With this turn of events, the narrator reunited with his brother through letters and finally upon Sonnys freedom from prison. The narrator remembered his mothers last will for him to take care and look after his younger brother, which he was not able to do. This memory and their conversations helped the narrator understand Sonnys perception of life. Even though he and Sonny were very different, the narrator finally understood Sonny as he played his jazz music that described his deep emotions and blues (Baldwin 1-25). Character
The narrator is Sonnys unnamed older brother who is a high school teacher in Harlem. His character is very much the opposite of Sonnys. Despite the more common ill-fated living in Harlem, the narrator is a successful man as shown in his occupation and family. However, he is a failure in terms of looking after his brother as his mother had wished before death. On the other hand, Sonny is a musically inclined person who resorted to drugs in order to keep himself from being overwhelmed by the suffering in his surroundings.

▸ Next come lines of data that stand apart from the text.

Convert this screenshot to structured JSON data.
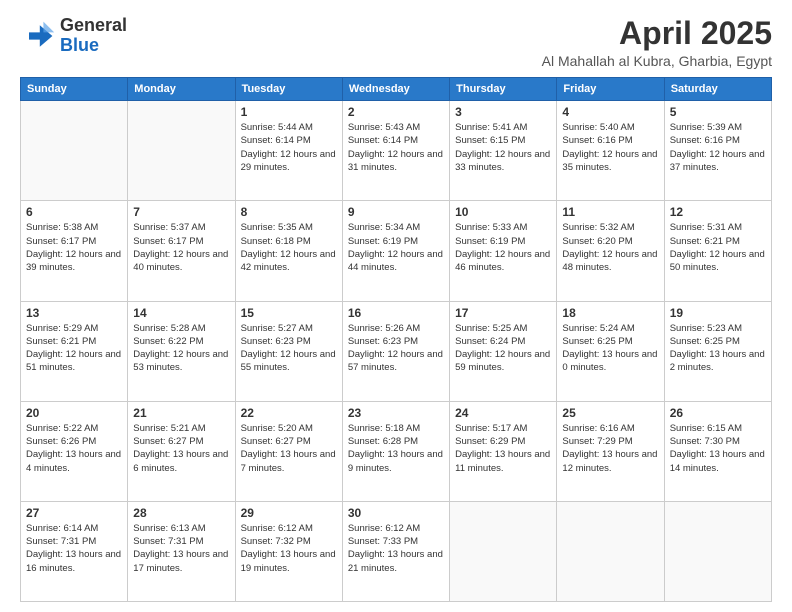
{
  "logo": {
    "general": "General",
    "blue": "Blue"
  },
  "title": "April 2025",
  "subtitle": "Al Mahallah al Kubra, Gharbia, Egypt",
  "weekdays": [
    "Sunday",
    "Monday",
    "Tuesday",
    "Wednesday",
    "Thursday",
    "Friday",
    "Saturday"
  ],
  "weeks": [
    [
      {
        "day": "",
        "info": ""
      },
      {
        "day": "",
        "info": ""
      },
      {
        "day": "1",
        "info": "Sunrise: 5:44 AM\nSunset: 6:14 PM\nDaylight: 12 hours and 29 minutes."
      },
      {
        "day": "2",
        "info": "Sunrise: 5:43 AM\nSunset: 6:14 PM\nDaylight: 12 hours and 31 minutes."
      },
      {
        "day": "3",
        "info": "Sunrise: 5:41 AM\nSunset: 6:15 PM\nDaylight: 12 hours and 33 minutes."
      },
      {
        "day": "4",
        "info": "Sunrise: 5:40 AM\nSunset: 6:16 PM\nDaylight: 12 hours and 35 minutes."
      },
      {
        "day": "5",
        "info": "Sunrise: 5:39 AM\nSunset: 6:16 PM\nDaylight: 12 hours and 37 minutes."
      }
    ],
    [
      {
        "day": "6",
        "info": "Sunrise: 5:38 AM\nSunset: 6:17 PM\nDaylight: 12 hours and 39 minutes."
      },
      {
        "day": "7",
        "info": "Sunrise: 5:37 AM\nSunset: 6:17 PM\nDaylight: 12 hours and 40 minutes."
      },
      {
        "day": "8",
        "info": "Sunrise: 5:35 AM\nSunset: 6:18 PM\nDaylight: 12 hours and 42 minutes."
      },
      {
        "day": "9",
        "info": "Sunrise: 5:34 AM\nSunset: 6:19 PM\nDaylight: 12 hours and 44 minutes."
      },
      {
        "day": "10",
        "info": "Sunrise: 5:33 AM\nSunset: 6:19 PM\nDaylight: 12 hours and 46 minutes."
      },
      {
        "day": "11",
        "info": "Sunrise: 5:32 AM\nSunset: 6:20 PM\nDaylight: 12 hours and 48 minutes."
      },
      {
        "day": "12",
        "info": "Sunrise: 5:31 AM\nSunset: 6:21 PM\nDaylight: 12 hours and 50 minutes."
      }
    ],
    [
      {
        "day": "13",
        "info": "Sunrise: 5:29 AM\nSunset: 6:21 PM\nDaylight: 12 hours and 51 minutes."
      },
      {
        "day": "14",
        "info": "Sunrise: 5:28 AM\nSunset: 6:22 PM\nDaylight: 12 hours and 53 minutes."
      },
      {
        "day": "15",
        "info": "Sunrise: 5:27 AM\nSunset: 6:23 PM\nDaylight: 12 hours and 55 minutes."
      },
      {
        "day": "16",
        "info": "Sunrise: 5:26 AM\nSunset: 6:23 PM\nDaylight: 12 hours and 57 minutes."
      },
      {
        "day": "17",
        "info": "Sunrise: 5:25 AM\nSunset: 6:24 PM\nDaylight: 12 hours and 59 minutes."
      },
      {
        "day": "18",
        "info": "Sunrise: 5:24 AM\nSunset: 6:25 PM\nDaylight: 13 hours and 0 minutes."
      },
      {
        "day": "19",
        "info": "Sunrise: 5:23 AM\nSunset: 6:25 PM\nDaylight: 13 hours and 2 minutes."
      }
    ],
    [
      {
        "day": "20",
        "info": "Sunrise: 5:22 AM\nSunset: 6:26 PM\nDaylight: 13 hours and 4 minutes."
      },
      {
        "day": "21",
        "info": "Sunrise: 5:21 AM\nSunset: 6:27 PM\nDaylight: 13 hours and 6 minutes."
      },
      {
        "day": "22",
        "info": "Sunrise: 5:20 AM\nSunset: 6:27 PM\nDaylight: 13 hours and 7 minutes."
      },
      {
        "day": "23",
        "info": "Sunrise: 5:18 AM\nSunset: 6:28 PM\nDaylight: 13 hours and 9 minutes."
      },
      {
        "day": "24",
        "info": "Sunrise: 5:17 AM\nSunset: 6:29 PM\nDaylight: 13 hours and 11 minutes."
      },
      {
        "day": "25",
        "info": "Sunrise: 6:16 AM\nSunset: 7:29 PM\nDaylight: 13 hours and 12 minutes."
      },
      {
        "day": "26",
        "info": "Sunrise: 6:15 AM\nSunset: 7:30 PM\nDaylight: 13 hours and 14 minutes."
      }
    ],
    [
      {
        "day": "27",
        "info": "Sunrise: 6:14 AM\nSunset: 7:31 PM\nDaylight: 13 hours and 16 minutes."
      },
      {
        "day": "28",
        "info": "Sunrise: 6:13 AM\nSunset: 7:31 PM\nDaylight: 13 hours and 17 minutes."
      },
      {
        "day": "29",
        "info": "Sunrise: 6:12 AM\nSunset: 7:32 PM\nDaylight: 13 hours and 19 minutes."
      },
      {
        "day": "30",
        "info": "Sunrise: 6:12 AM\nSunset: 7:33 PM\nDaylight: 13 hours and 21 minutes."
      },
      {
        "day": "",
        "info": ""
      },
      {
        "day": "",
        "info": ""
      },
      {
        "day": "",
        "info": ""
      }
    ]
  ]
}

His contrasting personality from his brother also built the gap and separation between them. Unlike his brother, Sonny was not able effectively cope with his situation that led to his faulty decisions in life. However, all his angsts, angers, and other deep emotions were expressed passionately through his music. Theme The theme of the fictional story revolved around the concept of love between brothers. The narrator and Sonny are brothers who were separated by their differences. However, the meaning of the story tells the readers that no matter how different brothers are, they are obligated to love each other.
This can be shown by supporting and understanding each other and seeing through their differences. Brotherly love is also illustrated by not killing the hope that a misguided or misled brother can find his way back, in this case, through Sonnys music. Conflict, Crisis, Resolution The conflict in the story revolved around the narrators doubt about Sonnys capacity for change. Many times over, the narrator did not trust that Sonny can change for the better, hence he did not put much effort in understanding his brother.
Even though the narrator did not explicitly show this, Sonny was able to feel the doubt from the narrator and other people around him though he did not express his feelings. The turning point that bridged the gap between the two brothers was when the narrator remembered his promise to his mother to look after his brother. Hence, when Sonny poured out his feelings in his music, the narrator was finally able to understand and accept his brother. Point of View The story is told in the first person through the point of view of the narrator who is a main character in the story.
The narrator is the older brother of Sonny who began narrating the story by saying, I read about it in the paper, in the subway, on my way to work. I read it, and I couldnt believe it, and I read it again (Baldwin 1). The use of the first person, I, suggests that the focus of telling the story is through the eyes of the narrator. This means that all revelations and emotions are told to the readers as the narrator perceives them from other characters. Works Cited Baldwin, James. Sonnys Blues. Web. 6 July 2010